Have you ever been so drunk you thought you had alcoholic poisoning? An increasing number of Brits have, it the latest figures on hospital admissions for alcohol-related problems are anything to go by.
Statistics from the NHS Information Centre suggest about twice as many people currently go to hospital because they've drunk a serious amount of alcohol, or for alcohol-related problems such as cirrhosis of the liver, compared with just ten years ago.
The figures show almost 70,000 people had to go to hospital last year because of a health problem directly related to boozing. That's one person admitted to hospital for an alcohol-related problem every seven minutes.
Critics of the previous government claim the rise in serious alcohol problems is a direct result of the relaxed licensing laws that paved the way for 24-hour drinking. But supermarkets that sell ridiculously cheap booze are also coming under fire.
So why are more and more people drinking at such excessive levels? It's one thing having one too many glasses of wine on the odd Friday of Saturday night, but to drink so much you need to be admitted to hospital is in a different league entirely.

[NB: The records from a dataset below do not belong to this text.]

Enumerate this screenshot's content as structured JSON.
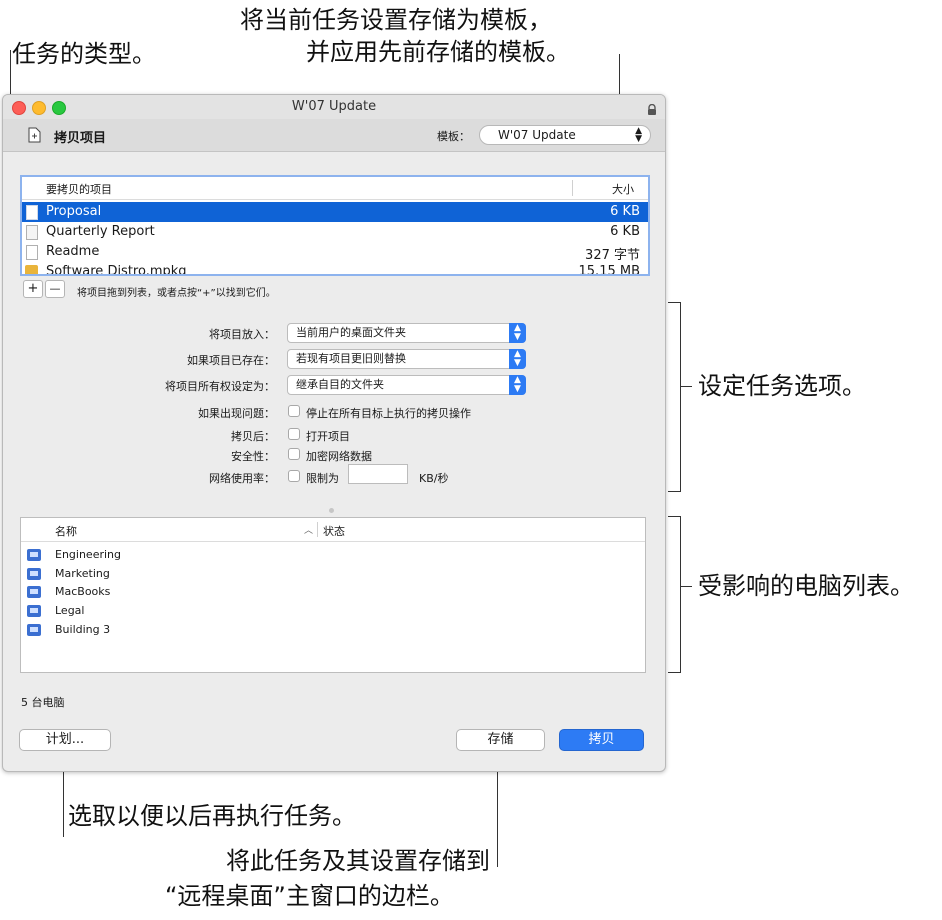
{
  "callouts": {
    "task_type": "任务的类型。",
    "template_line1": "将当前任务设置存储为模板，",
    "template_line2": "并应用先前存储的模板。",
    "options": "设定任务选项。",
    "computer_list": "受影响的电脑列表。",
    "schedule": "选取以便以后再执行任务。",
    "save_line1": "将此任务及其设置存储到",
    "save_line2": "“远程桌面”主窗口的边栏。"
  },
  "window": {
    "title": "W'07 Update",
    "task_name": "拷贝项目",
    "template_label": "模板：",
    "template_value": "W'07 Update"
  },
  "items_table": {
    "col_name": "要拷贝的项目",
    "col_size": "大小",
    "rows": [
      {
        "name": "Proposal",
        "size": "6 KB",
        "selected": true
      },
      {
        "name": "Quarterly Report",
        "size": "6 KB"
      },
      {
        "name": "Readme",
        "size": "327 字节"
      },
      {
        "name": "Software Distro.mpkg",
        "size": "15.15 MB"
      }
    ],
    "add_label": "+",
    "remove_label": "—",
    "hint": "将项目拖到列表，或者点按“+”以找到它们。"
  },
  "options": {
    "place_label": "将项目放入：",
    "place_value": "当前用户的桌面文件夹",
    "exists_label": "如果项目已存在：",
    "exists_value": "若现有项目更旧则替换",
    "owner_label": "将项目所有权设定为：",
    "owner_value": "继承自目的文件夹",
    "problem_label": "如果出现问题：",
    "problem_value": "停止在所有目标上执行的拷贝操作",
    "after_label": "拷贝后：",
    "after_value": "打开项目",
    "security_label": "安全性：",
    "security_value": "加密网络数据",
    "network_label": "网络使用率：",
    "network_value": "限制为",
    "network_unit": "KB/秒"
  },
  "computers_table": {
    "col_name": "名称",
    "col_status": "状态",
    "rows": [
      "Engineering",
      "Marketing",
      "MacBooks",
      "Legal",
      "Building 3"
    ],
    "count": "5 台电脑"
  },
  "buttons": {
    "schedule": "计划...",
    "save": "存储",
    "copy": "拷贝"
  },
  "colors": {
    "accent": "#2d7bf4",
    "selection": "#0f63d6"
  }
}
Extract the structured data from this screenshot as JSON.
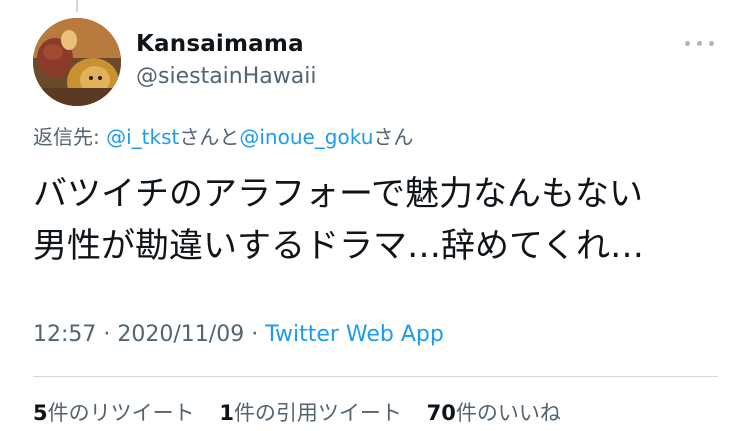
{
  "user": {
    "display_name": "Kansaimama",
    "handle": "@siestainHawaii"
  },
  "icons": {
    "more": "more-horizontal-icon",
    "avatar": "lion-king-avatar"
  },
  "reply": {
    "prefix": "返信先: ",
    "mention1": "@i_tkst",
    "joiner": "さんと",
    "mention2": "@inoue_goku",
    "suffix": "さん"
  },
  "tweet": {
    "line1": "バツイチのアラフォーで魅力なんもない",
    "line2": "男性が勘違いするドラマ…辞めてくれ…"
  },
  "meta": {
    "time": "12:57",
    "sep1": " · ",
    "date": "2020/11/09",
    "sep2": " · ",
    "source": "Twitter Web App"
  },
  "stats": {
    "retweets_count": "5",
    "retweets_label": "件のリツイート",
    "quotes_count": "1",
    "quotes_label": "件の引用ツイート",
    "likes_count": "70",
    "likes_label": "件のいいね"
  },
  "colors": {
    "link": "#1d9bf0",
    "secondary": "#536471",
    "primary": "#0f1419"
  }
}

Knowing how much you can safely drink could help: that's 14 units of alcohol a week for women (21 for men). A unit is a 125ml glass of wine (that's a small glass, most pubs and clubs serve measures of double, even triple, that amount), a single pub measure of spirits or half a pint of normal-strength lager, beer or cider.
How much do you drink in an average week? Are you worried your boozing is out of control?